Remembering bitterness (of pain, grief, and regret) disturbs our minds. Bitterness supplants the peace Christ designed to rule our hearts and minds (Philippians 4:7). Our bitterness grieves the Holy Spirit (Ephesians 4:30-31). Can we remember bitterness as an object lesson, but not allow it to control our lives? In his book Total Forgiveness, R.T. Kendell (2007) suggested that forgiveness was the answer to bitterness. He identified four parts to this forgiveness:
Step 1, we need to forgive whomever and whatever situation caused the bitterness in us. The Israelites needed to forgive the Egyptians for enslaving them.
Step 2, we need to forgive ourselves for contributing to the situation that caused bitterness. The Israelites needed to forgive themselves for remaining in Egypt for 400 years, well after the famine in Canaan was over.
Step 3, we need to forgive God. Saying we must forgive God seems odd and almost improper. Does the created forgive the creator? In this situation forgiveness means we need to acknowledge our bitterness toward God for letting us get in a devastatingly painful situation. I think that some Israelites blamed their bitterness on God. After God led them out of Egypt, probably some cried “Where were you when my son was murdered? If you would have freed us sooner, my son would be alive.” The reality is that we do blame God for some, or even much, of our bitterness. If we want to get rid of bitterness toward God, we need to tell God our feelings, tell God we forgive him, and really mean it.
Step 4, we need to ask God’s forgiveness. Without bitterness in our hearts, we can confess our sinful feelings of bitterness toward God and ask his forgiveness.
From time to time, we may still remember the bitter situation; however, the pain of it will be gone or go away over time. For years I had bitterness in my heart over a situation. I tried a number of ways to get rid of it, to no avail. Then, I read Total Forgiveness and implemented the four steps of confession and forgiveness that Kendall recommended. Now, I am free of the bitterness of this situation. Thank you, God.

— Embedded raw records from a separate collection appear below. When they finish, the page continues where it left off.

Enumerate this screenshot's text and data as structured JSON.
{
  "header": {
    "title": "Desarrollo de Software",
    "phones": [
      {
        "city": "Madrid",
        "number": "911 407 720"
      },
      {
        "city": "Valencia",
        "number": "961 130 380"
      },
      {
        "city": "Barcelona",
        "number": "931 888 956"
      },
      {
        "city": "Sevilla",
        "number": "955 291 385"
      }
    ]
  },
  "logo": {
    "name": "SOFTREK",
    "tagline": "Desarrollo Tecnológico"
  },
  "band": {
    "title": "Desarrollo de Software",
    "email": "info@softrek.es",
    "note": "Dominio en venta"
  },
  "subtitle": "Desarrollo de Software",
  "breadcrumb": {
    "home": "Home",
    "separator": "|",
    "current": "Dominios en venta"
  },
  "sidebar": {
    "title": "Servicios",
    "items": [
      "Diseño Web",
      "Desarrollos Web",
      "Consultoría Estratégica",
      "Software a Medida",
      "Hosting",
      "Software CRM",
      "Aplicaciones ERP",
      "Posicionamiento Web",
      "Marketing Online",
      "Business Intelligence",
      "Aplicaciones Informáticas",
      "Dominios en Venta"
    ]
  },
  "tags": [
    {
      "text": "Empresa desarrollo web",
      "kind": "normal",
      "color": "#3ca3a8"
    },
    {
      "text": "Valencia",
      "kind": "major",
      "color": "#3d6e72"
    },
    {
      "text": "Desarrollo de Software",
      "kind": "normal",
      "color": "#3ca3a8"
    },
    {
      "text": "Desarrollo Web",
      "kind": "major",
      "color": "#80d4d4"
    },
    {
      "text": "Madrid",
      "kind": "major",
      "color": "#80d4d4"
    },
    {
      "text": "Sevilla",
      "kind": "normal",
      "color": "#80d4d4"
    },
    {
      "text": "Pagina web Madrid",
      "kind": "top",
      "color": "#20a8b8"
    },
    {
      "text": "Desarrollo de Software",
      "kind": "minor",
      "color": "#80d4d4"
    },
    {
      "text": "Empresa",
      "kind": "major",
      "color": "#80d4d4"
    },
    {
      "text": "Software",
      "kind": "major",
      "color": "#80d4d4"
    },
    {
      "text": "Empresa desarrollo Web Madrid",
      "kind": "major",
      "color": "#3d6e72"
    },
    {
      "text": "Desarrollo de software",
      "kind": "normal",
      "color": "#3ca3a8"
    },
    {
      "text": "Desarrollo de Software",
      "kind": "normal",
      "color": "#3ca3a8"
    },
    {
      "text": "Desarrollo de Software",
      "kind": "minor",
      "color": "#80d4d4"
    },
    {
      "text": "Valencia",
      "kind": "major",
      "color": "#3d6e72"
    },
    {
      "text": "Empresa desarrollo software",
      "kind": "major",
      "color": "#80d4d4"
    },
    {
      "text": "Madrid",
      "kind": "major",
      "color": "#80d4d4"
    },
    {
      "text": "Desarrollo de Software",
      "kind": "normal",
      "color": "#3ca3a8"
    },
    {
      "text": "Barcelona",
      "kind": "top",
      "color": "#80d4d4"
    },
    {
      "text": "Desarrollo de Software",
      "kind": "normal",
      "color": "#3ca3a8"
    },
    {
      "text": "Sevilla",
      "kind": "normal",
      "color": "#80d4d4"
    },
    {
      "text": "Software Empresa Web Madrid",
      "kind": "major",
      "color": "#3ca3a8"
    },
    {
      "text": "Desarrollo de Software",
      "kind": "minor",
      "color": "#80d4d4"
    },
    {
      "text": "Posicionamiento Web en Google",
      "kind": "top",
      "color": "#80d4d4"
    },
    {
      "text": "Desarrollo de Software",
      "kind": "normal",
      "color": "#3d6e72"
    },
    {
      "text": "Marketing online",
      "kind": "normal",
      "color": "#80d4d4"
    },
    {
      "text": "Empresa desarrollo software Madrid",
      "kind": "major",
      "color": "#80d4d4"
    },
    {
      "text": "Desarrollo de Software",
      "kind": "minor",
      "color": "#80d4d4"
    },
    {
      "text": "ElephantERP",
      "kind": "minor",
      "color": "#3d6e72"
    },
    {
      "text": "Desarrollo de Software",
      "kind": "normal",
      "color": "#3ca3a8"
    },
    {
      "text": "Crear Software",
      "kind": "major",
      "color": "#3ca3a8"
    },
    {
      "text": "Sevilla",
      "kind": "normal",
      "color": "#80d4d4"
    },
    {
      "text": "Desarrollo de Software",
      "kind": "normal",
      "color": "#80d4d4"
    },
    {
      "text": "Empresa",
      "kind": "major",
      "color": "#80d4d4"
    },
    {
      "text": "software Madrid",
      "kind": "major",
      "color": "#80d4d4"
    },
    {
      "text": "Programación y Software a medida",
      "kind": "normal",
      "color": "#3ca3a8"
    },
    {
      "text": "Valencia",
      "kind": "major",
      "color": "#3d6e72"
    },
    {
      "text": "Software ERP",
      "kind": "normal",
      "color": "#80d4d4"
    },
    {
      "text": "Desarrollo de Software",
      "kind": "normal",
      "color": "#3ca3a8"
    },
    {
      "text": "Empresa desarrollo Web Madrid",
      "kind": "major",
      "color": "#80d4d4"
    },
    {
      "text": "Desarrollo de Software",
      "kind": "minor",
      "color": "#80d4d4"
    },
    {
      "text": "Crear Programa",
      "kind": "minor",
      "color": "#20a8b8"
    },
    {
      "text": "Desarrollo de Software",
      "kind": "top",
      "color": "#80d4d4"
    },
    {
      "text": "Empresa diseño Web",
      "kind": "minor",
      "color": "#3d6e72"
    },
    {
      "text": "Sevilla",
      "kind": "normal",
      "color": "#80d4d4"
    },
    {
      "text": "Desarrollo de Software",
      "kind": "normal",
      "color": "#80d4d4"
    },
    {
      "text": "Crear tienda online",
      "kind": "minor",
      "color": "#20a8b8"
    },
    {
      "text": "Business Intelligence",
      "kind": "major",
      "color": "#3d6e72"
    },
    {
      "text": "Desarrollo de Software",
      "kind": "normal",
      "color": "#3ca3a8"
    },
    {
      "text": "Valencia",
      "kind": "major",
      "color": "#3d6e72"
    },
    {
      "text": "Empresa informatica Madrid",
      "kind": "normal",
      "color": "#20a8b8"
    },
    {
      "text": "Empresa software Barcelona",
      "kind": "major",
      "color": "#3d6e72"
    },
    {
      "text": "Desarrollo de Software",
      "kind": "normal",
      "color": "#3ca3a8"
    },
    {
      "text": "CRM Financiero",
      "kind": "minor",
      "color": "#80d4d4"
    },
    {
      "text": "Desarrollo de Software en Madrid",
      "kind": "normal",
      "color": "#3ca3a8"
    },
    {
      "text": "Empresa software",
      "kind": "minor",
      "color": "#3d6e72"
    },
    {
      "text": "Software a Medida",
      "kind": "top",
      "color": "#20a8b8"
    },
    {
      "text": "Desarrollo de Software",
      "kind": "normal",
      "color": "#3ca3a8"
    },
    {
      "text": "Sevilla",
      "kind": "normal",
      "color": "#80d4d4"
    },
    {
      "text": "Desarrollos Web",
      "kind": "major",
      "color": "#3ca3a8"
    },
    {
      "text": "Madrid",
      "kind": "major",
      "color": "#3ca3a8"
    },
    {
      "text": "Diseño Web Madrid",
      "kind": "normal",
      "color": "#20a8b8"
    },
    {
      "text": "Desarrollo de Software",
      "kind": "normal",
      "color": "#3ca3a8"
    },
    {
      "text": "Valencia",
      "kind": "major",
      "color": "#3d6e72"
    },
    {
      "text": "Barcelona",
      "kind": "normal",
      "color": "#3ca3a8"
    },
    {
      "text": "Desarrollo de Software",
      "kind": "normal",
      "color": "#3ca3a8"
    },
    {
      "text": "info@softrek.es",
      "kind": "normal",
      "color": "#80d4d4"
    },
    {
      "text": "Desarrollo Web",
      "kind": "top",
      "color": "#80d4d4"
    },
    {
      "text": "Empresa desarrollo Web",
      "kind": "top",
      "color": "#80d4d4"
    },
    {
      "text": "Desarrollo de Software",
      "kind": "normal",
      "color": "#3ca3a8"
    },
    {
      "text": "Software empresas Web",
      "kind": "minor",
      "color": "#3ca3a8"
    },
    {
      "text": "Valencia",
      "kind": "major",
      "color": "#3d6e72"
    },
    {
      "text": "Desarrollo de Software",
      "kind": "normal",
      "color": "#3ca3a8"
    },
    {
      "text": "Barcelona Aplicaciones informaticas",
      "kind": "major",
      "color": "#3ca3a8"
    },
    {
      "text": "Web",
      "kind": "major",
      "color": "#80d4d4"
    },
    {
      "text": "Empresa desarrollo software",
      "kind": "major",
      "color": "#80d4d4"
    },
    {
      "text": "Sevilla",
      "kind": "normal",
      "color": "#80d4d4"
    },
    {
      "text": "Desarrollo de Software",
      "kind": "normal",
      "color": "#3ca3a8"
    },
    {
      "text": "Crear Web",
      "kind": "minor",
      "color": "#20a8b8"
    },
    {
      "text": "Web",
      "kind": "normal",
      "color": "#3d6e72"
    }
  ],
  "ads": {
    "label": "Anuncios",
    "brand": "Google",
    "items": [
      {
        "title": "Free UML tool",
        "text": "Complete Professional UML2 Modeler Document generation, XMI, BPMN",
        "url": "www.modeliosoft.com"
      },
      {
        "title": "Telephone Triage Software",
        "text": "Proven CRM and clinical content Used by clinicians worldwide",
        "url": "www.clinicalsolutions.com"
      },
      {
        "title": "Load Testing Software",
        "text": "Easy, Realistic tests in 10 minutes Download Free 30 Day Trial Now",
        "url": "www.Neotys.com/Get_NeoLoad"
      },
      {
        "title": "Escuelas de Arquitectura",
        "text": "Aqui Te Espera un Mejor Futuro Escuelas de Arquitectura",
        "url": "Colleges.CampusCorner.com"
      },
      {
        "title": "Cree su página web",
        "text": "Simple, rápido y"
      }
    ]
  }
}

Reflection: The past cannot be changed, but the future is whatever you want it to be. Is there bitterness in your life that needs attention?

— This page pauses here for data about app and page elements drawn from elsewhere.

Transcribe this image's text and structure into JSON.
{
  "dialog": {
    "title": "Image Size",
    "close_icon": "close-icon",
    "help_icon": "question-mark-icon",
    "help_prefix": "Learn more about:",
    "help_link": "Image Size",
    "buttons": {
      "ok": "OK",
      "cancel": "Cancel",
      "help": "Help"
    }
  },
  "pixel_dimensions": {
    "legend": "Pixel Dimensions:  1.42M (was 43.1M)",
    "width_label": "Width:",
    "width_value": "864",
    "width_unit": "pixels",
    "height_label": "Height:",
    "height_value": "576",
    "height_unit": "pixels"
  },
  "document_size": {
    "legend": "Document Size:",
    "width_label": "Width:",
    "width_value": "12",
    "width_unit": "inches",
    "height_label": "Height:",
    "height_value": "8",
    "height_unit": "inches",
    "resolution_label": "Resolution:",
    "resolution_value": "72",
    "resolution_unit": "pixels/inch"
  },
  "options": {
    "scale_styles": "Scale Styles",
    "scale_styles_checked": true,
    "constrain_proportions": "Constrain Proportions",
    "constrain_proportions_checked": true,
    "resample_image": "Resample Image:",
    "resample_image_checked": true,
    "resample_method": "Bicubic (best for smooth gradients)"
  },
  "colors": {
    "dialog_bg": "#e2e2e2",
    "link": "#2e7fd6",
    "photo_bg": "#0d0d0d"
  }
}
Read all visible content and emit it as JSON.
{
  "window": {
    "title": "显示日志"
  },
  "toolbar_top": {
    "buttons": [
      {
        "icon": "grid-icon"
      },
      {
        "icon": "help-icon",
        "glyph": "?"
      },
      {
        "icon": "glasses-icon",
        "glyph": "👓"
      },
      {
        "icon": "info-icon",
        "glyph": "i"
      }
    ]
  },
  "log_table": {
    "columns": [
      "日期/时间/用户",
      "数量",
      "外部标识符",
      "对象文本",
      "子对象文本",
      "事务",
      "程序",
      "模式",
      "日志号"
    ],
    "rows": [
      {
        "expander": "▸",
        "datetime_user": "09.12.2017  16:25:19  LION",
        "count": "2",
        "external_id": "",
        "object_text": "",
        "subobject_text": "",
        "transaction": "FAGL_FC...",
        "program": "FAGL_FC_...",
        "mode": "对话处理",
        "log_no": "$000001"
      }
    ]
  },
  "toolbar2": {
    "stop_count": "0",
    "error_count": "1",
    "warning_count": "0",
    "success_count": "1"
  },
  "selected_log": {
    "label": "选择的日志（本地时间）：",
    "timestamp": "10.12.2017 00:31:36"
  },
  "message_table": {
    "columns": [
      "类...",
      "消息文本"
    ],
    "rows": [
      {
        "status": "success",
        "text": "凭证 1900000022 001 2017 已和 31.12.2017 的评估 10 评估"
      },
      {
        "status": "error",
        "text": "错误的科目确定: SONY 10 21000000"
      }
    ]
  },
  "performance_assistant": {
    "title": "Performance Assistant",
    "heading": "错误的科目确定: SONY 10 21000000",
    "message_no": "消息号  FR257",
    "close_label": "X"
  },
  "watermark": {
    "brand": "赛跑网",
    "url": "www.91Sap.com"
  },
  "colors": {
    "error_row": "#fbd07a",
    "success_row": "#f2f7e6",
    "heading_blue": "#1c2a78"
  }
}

I love Bible plants along with their symbolism. If you want to learn more about them, read my two books: 1) Rooted in God and 2) God as a Gardener. You can purchase them from my website: Carolyn Roth Ministry at http://www.CarolynRothMinistry.com/
Copyright August 26, 2011; carolyn a. roth